-------- Information --------

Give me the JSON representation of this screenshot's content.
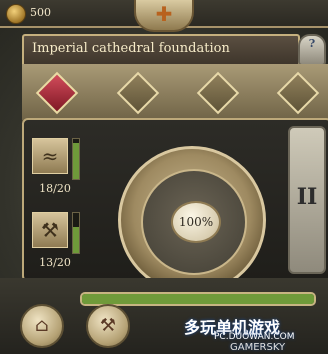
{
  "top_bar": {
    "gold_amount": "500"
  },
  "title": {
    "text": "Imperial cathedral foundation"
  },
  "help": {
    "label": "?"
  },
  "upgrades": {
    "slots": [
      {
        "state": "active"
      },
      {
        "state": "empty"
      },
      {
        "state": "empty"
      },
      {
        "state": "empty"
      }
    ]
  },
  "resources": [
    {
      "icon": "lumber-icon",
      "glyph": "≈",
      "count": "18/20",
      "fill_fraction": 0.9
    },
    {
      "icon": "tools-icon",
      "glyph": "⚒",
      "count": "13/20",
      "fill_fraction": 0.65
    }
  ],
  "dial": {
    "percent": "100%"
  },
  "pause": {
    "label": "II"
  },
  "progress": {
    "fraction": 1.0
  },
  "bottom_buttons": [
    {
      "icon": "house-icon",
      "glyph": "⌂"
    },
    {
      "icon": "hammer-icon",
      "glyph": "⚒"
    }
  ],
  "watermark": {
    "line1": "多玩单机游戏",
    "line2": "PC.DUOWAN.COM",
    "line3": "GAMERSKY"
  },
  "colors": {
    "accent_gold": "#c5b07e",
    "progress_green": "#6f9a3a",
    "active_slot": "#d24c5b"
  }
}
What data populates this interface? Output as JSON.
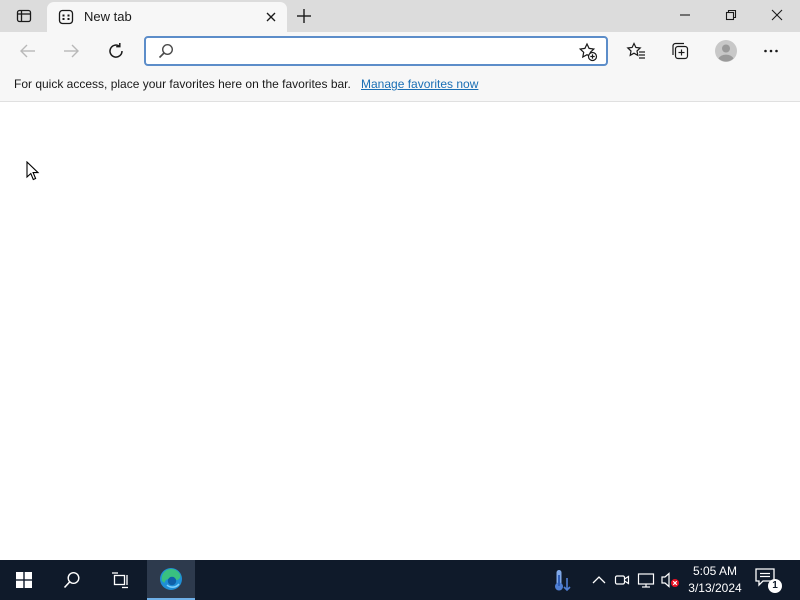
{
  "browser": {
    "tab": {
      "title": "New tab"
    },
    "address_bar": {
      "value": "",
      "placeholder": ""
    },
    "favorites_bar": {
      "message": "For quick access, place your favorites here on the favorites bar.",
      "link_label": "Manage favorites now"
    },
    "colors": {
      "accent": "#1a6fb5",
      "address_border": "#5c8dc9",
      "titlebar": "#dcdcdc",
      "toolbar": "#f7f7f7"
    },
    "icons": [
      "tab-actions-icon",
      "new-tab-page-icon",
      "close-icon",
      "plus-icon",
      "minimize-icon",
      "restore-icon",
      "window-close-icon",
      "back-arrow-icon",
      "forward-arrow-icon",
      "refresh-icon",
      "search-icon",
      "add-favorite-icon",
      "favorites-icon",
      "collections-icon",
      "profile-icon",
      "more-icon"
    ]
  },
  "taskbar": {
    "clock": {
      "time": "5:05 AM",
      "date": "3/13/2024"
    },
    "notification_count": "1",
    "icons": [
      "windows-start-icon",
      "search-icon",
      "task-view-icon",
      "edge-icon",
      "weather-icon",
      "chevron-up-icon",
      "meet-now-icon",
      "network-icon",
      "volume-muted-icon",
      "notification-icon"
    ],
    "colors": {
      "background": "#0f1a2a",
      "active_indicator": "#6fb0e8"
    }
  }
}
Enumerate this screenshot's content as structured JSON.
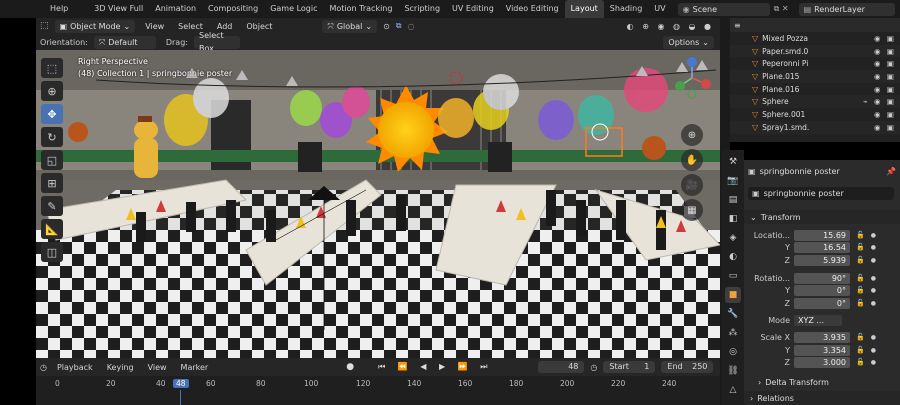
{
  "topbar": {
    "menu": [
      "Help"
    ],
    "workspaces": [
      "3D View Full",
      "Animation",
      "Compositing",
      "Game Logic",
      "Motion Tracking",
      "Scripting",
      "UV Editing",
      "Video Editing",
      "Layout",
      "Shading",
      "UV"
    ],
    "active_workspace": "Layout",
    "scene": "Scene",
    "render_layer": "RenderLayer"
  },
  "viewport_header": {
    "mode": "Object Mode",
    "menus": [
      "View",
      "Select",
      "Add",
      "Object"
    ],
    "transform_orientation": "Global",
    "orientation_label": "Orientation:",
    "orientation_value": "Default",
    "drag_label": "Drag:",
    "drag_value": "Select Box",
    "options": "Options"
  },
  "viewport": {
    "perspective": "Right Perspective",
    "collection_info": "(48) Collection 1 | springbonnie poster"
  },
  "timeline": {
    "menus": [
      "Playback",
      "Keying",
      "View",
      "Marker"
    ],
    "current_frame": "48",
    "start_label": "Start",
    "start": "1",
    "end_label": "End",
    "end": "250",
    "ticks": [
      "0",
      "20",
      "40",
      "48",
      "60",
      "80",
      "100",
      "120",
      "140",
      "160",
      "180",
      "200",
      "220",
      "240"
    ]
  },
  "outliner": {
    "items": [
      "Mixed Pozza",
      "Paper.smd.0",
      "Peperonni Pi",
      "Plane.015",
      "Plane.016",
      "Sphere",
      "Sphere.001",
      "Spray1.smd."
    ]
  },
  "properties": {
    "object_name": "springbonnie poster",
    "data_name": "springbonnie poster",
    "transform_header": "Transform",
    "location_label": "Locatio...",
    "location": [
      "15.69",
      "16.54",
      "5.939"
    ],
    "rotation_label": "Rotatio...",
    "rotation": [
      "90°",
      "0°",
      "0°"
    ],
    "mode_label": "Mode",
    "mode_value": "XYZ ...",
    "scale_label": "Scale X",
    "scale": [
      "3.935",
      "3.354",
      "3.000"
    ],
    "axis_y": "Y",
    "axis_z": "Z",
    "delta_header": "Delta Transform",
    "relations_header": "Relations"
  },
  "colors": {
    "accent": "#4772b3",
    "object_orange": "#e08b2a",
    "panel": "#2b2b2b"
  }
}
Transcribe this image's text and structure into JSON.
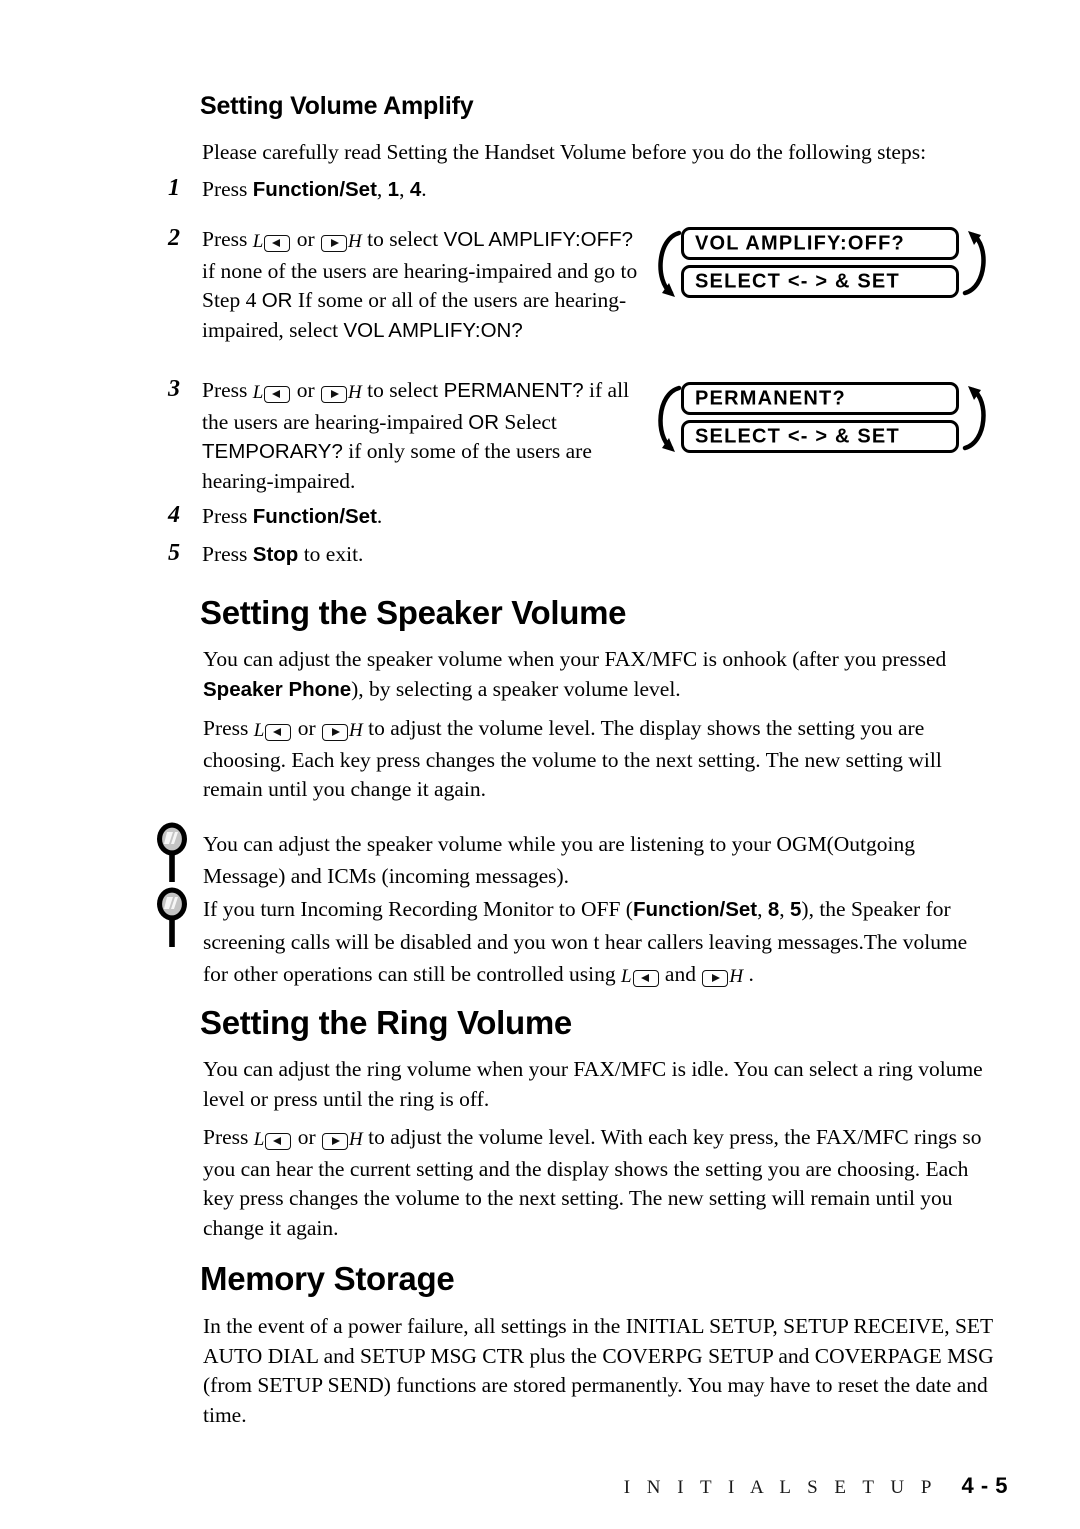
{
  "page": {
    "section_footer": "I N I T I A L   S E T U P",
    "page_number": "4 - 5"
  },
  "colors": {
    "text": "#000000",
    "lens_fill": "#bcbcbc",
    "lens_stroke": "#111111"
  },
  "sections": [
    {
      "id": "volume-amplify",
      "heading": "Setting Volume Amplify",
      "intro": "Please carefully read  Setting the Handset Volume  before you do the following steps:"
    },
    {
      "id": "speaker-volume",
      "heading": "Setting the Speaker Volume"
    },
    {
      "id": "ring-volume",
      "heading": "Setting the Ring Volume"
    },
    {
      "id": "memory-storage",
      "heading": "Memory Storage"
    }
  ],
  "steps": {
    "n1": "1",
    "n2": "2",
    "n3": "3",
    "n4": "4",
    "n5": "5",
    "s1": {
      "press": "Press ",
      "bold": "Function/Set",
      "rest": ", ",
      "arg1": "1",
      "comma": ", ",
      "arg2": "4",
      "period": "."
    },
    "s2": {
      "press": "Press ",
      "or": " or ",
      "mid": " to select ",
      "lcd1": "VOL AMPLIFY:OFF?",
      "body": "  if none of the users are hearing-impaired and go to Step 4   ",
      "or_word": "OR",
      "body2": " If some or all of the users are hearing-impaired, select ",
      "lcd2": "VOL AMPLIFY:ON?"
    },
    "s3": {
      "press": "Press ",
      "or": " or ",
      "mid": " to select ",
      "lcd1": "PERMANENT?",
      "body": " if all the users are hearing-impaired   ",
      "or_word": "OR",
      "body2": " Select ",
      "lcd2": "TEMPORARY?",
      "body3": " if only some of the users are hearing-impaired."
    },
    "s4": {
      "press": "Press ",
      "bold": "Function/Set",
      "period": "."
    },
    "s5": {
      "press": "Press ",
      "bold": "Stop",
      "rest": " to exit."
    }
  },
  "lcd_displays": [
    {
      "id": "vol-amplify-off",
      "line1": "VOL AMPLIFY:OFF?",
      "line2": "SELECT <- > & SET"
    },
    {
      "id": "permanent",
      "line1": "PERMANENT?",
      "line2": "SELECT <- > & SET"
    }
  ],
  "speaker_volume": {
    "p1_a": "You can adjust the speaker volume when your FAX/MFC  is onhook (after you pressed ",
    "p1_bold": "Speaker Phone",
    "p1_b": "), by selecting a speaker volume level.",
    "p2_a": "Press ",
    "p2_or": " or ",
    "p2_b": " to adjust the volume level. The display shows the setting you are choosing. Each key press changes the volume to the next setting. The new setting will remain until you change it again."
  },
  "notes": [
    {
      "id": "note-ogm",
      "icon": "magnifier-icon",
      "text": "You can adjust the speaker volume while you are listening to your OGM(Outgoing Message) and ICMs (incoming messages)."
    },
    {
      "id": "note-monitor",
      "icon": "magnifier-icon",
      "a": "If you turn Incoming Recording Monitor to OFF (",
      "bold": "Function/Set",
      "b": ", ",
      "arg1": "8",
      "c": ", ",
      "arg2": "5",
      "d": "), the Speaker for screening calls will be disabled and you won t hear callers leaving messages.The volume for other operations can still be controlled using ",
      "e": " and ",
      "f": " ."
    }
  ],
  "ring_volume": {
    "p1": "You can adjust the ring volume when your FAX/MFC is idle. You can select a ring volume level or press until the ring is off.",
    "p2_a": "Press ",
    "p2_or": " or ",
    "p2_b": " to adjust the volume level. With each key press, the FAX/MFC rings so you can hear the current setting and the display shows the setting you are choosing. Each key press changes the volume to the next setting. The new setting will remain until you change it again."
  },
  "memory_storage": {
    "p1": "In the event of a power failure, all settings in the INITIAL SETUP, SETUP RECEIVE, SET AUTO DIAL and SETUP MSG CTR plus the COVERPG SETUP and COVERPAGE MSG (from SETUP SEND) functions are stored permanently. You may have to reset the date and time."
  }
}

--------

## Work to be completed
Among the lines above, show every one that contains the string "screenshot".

## Solution for this problem
Give me the JSON representation of this screenshot's content.
Enumerate this screenshot's content as structured JSON.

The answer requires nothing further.